Court allows amusement park death lawsuit to move forward

June 5, 2020 GMT

DES MOINES, Iowa (AP) — The wife of a central Iowa amusement park employee killed in an accident at the park in 2016 can proceed with a federal lawsuit and the park’s insurance company may have to pay damages, the Iowa Supreme Court ruled Friday.

The court had to consider whether the insurance company for Adventureland Park in Altoona could be held responsible for damages for the death of the worker.

Gladys Booher of Sioux Falls, South Dakota, filed a lawsuit against Stuart Glen, an employee who ran Adventureland’s Raging River ride. Booher’s husband, Stephen Booher was working as a ride assistant at the park in the summer of 2016. He seated guests into the cars that look like large rubber tubes floating on a river.

The lawsuit, filed in federal court in Iowa, claims that Glen started the ride before the ride assistants gave the all-clear on June 7, 2016. As a result, Booher and another assistant were thrown from their platform into the conveyor belt that drives the ride’s cars. The other worker managed to escape but Booher was pulled into the vortex between the ride’s cars and a concrete wall. He died four days later from head injuries.

Booher is seeking damages including loss of future earnings, physical and mental pain and suffering, burial expenses and punitive damages.

Adventureland’s insurer, Florida-based T.H.E. Insurance Co., challenged the lawsuit in Iowa state court claiming it had no duty to defend or pay claims for Glen. The company said Booher’s claim of gross negligence was not covered under the policy because it wasn’t an accident as defined in the policy language.

A district court judge agreed and found there was no coverage under the insurance policy. Booher appealed.

The Iowa Supreme Court concluded that Booher’s lawsuit presents enough of a question for a jury to decide. The ruling allows the federal lawsuit to move forward.

Booher’s attorney, Fred Dorr said the ruling establishes that the insurer has an obligation to defend and potentially pay damages if a jury finds Glen was negligent. Iowa law defines gross negligence as a wanton, willful disregard or neglect of the safety of another person.

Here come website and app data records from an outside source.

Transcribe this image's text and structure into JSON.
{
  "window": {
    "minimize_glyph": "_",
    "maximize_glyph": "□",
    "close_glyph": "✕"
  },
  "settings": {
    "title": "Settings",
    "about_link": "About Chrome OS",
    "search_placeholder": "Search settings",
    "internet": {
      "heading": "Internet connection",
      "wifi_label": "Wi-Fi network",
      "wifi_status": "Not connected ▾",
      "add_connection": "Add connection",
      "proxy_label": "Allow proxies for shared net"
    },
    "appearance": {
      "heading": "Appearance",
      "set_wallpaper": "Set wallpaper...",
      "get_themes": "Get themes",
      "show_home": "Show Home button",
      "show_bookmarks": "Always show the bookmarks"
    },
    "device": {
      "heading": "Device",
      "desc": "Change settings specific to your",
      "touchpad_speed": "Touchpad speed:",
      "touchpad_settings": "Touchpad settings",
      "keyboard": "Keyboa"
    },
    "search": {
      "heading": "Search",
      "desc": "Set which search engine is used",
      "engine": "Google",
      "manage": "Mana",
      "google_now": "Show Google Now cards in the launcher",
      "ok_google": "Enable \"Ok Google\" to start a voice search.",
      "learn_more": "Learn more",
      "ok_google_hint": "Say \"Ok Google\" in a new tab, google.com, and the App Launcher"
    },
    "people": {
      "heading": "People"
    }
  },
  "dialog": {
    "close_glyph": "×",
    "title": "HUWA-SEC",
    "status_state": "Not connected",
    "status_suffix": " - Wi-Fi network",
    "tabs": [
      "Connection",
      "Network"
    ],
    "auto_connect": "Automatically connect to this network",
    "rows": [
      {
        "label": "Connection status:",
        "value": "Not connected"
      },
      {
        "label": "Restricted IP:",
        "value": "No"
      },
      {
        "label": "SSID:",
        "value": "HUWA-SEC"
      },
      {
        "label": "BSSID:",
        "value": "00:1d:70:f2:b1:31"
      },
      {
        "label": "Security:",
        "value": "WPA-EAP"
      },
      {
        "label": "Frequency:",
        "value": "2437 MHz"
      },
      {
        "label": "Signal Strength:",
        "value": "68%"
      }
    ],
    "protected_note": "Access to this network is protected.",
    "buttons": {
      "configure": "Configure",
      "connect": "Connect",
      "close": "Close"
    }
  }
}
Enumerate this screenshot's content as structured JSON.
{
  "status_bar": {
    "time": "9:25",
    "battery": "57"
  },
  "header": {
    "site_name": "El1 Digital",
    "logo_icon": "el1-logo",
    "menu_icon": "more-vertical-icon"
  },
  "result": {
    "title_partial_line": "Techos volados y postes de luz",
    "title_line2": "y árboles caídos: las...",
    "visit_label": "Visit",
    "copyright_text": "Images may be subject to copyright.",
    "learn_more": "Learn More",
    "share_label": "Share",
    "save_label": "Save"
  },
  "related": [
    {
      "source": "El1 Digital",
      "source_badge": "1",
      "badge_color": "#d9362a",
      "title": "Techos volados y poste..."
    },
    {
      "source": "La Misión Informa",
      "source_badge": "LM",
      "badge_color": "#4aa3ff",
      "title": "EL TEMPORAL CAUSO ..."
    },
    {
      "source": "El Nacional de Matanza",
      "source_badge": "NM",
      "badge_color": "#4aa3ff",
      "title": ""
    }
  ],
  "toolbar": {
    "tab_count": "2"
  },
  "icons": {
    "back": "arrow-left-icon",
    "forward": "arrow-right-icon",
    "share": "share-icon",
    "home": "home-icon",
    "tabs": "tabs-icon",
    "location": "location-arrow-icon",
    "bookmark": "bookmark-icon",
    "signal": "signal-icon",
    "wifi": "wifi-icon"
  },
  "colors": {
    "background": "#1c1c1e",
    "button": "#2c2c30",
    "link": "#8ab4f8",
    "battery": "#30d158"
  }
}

Glen’s attorney it was an unfortunate accident caused by a mistake.

“He’s heartbroken about what happened. He wishes it hadn’t happened and says he made a mistake, that it was an accident but an accident is not gross negligence,” said attorney Guy Cook. No park guests were ever in danger, Cook said.

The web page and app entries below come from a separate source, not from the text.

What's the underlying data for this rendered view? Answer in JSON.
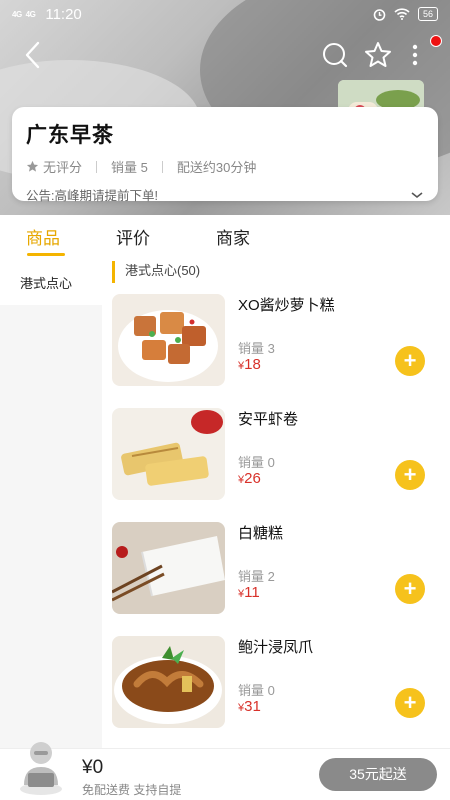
{
  "status_bar": {
    "signal1": "4G",
    "signal2": "4G",
    "time": "11:20",
    "battery": "56"
  },
  "shop": {
    "name": "广东早茶",
    "rating": "无评分",
    "sales": "销量 5",
    "delivery": "配送约30分钟",
    "notice": "公告:高峰期请提前下单!"
  },
  "tabs": [
    {
      "label": "商品",
      "active": true
    },
    {
      "label": "评价",
      "active": false
    },
    {
      "label": "商家",
      "active": false
    }
  ],
  "sidebar": {
    "items": [
      {
        "label": "港式点心"
      }
    ]
  },
  "category_header": "港式点心(50)",
  "products": [
    {
      "name": "XO酱炒萝卜糕",
      "sales": "销量 3",
      "currency": "¥",
      "price": "18"
    },
    {
      "name": "安平虾卷",
      "sales": "销量 0",
      "currency": "¥",
      "price": "26"
    },
    {
      "name": "白糖糕",
      "sales": "销量 2",
      "currency": "¥",
      "price": "11"
    },
    {
      "name": "鲍汁浸凤爪",
      "sales": "销量 0",
      "currency": "¥",
      "price": "31"
    }
  ],
  "add_label": "+",
  "cart": {
    "total": "¥0",
    "subtitle": "免配送费 支持自提",
    "checkout_label": "35元起送"
  },
  "colors": {
    "accent": "#f4b400",
    "price": "#d8312a",
    "checkout_disabled": "#8a8a8a"
  }
}
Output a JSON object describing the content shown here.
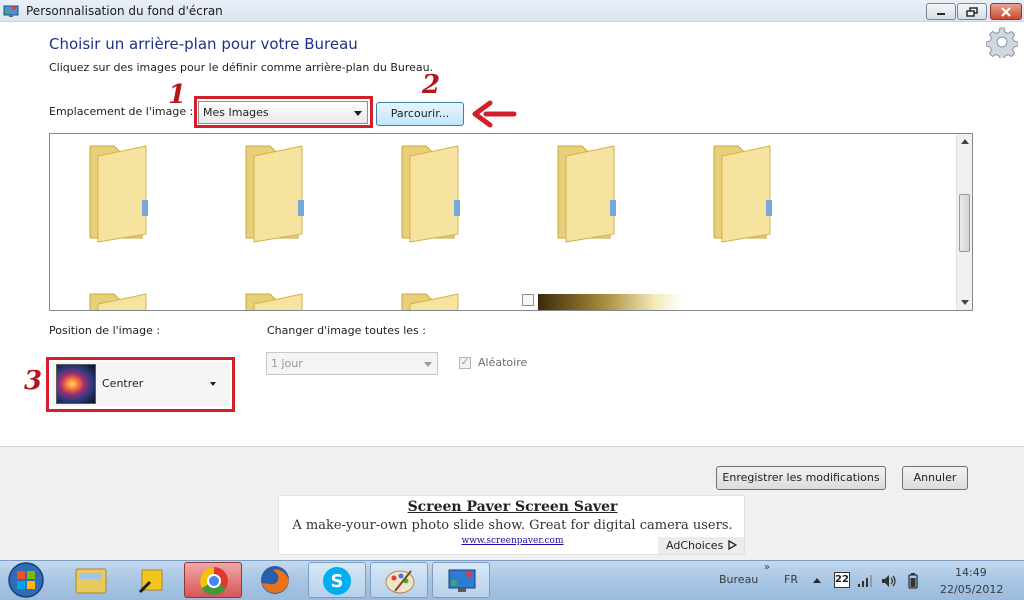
{
  "window": {
    "title": "Personnalisation du fond d'écran"
  },
  "page": {
    "heading": "Choisir un arrière-plan pour votre Bureau",
    "subheading": "Cliquez sur des images pour le définir comme arrière-plan du Bureau."
  },
  "location": {
    "label": "Emplacement de l'image :",
    "value": "Mes Images",
    "browse_label": "Parcourir..."
  },
  "annotations": {
    "step1": "1",
    "step2": "2",
    "step3": "3",
    "color": "#d31f2b"
  },
  "position": {
    "label": "Position de l'image :",
    "value": "Centrer"
  },
  "interval": {
    "label": "Changer d'image toutes les :",
    "value": "1 jour",
    "shuffle_label": "Aléatoire",
    "shuffle_checked": true
  },
  "buttons": {
    "save_label": "Enregistrer les modifications",
    "cancel_label": "Annuler"
  },
  "ad": {
    "title": "Screen Paver Screen Saver",
    "description": "A make-your-own photo slide show. Great for digital camera users.",
    "url": "www.screenpaver.com",
    "adchoices": "AdChoices"
  },
  "taskbar": {
    "items": [
      "windows-explorer-icon",
      "shortcut-icon",
      "chrome-icon",
      "firefox-icon",
      "skype-icon",
      "paint-icon",
      "personalization-icon"
    ],
    "toolbar_label": "Bureau",
    "language": "FR",
    "time": "14:49",
    "date": "22/05/2012",
    "calendar_day": "22"
  },
  "colors": {
    "heading": "#1e3287",
    "annotation_red": "#d31f2b",
    "taskbar": "#a8c5e3"
  }
}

An attorney for the insurance company did not immediately respond to a message seeking comment.